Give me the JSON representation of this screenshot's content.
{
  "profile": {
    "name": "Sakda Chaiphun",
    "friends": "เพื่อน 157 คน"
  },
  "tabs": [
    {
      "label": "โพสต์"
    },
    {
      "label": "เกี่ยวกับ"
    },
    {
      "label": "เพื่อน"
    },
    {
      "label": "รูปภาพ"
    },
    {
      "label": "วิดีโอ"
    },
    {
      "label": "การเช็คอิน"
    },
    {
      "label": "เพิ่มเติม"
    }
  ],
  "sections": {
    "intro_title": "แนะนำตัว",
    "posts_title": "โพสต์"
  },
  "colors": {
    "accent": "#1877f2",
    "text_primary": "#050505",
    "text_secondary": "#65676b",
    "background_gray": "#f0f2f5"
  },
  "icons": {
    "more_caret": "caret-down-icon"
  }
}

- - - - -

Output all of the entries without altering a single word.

**The completed task**
Give me the JSON representation of this screenshot's content.
{
  "profile": {
    "name": "Sakda Chaiphun",
    "friends": "เพื่อน 157 คน"
  },
  "tabs": [
    {
      "label": "โพสต์"
    },
    {
      "label": "เกี่ยวกับ"
    },
    {
      "label": "เพื่อน"
    },
    {
      "label": "รูปภาพ"
    },
    {
      "label": "วิดีโอ"
    },
    {
      "label": "การเช็คอิน"
    },
    {
      "label": "เพิ่มเติม"
    }
  ],
  "sections": {
    "intro_title": "แนะนำตัว",
    "posts_title": "โพสต์"
  },
  "colors": {
    "accent": "#1877f2",
    "text_primary": "#050505",
    "text_secondary": "#65676b",
    "background_gray": "#f0f2f5"
  },
  "icons": {
    "more_caret": "caret-down-icon"
  }
}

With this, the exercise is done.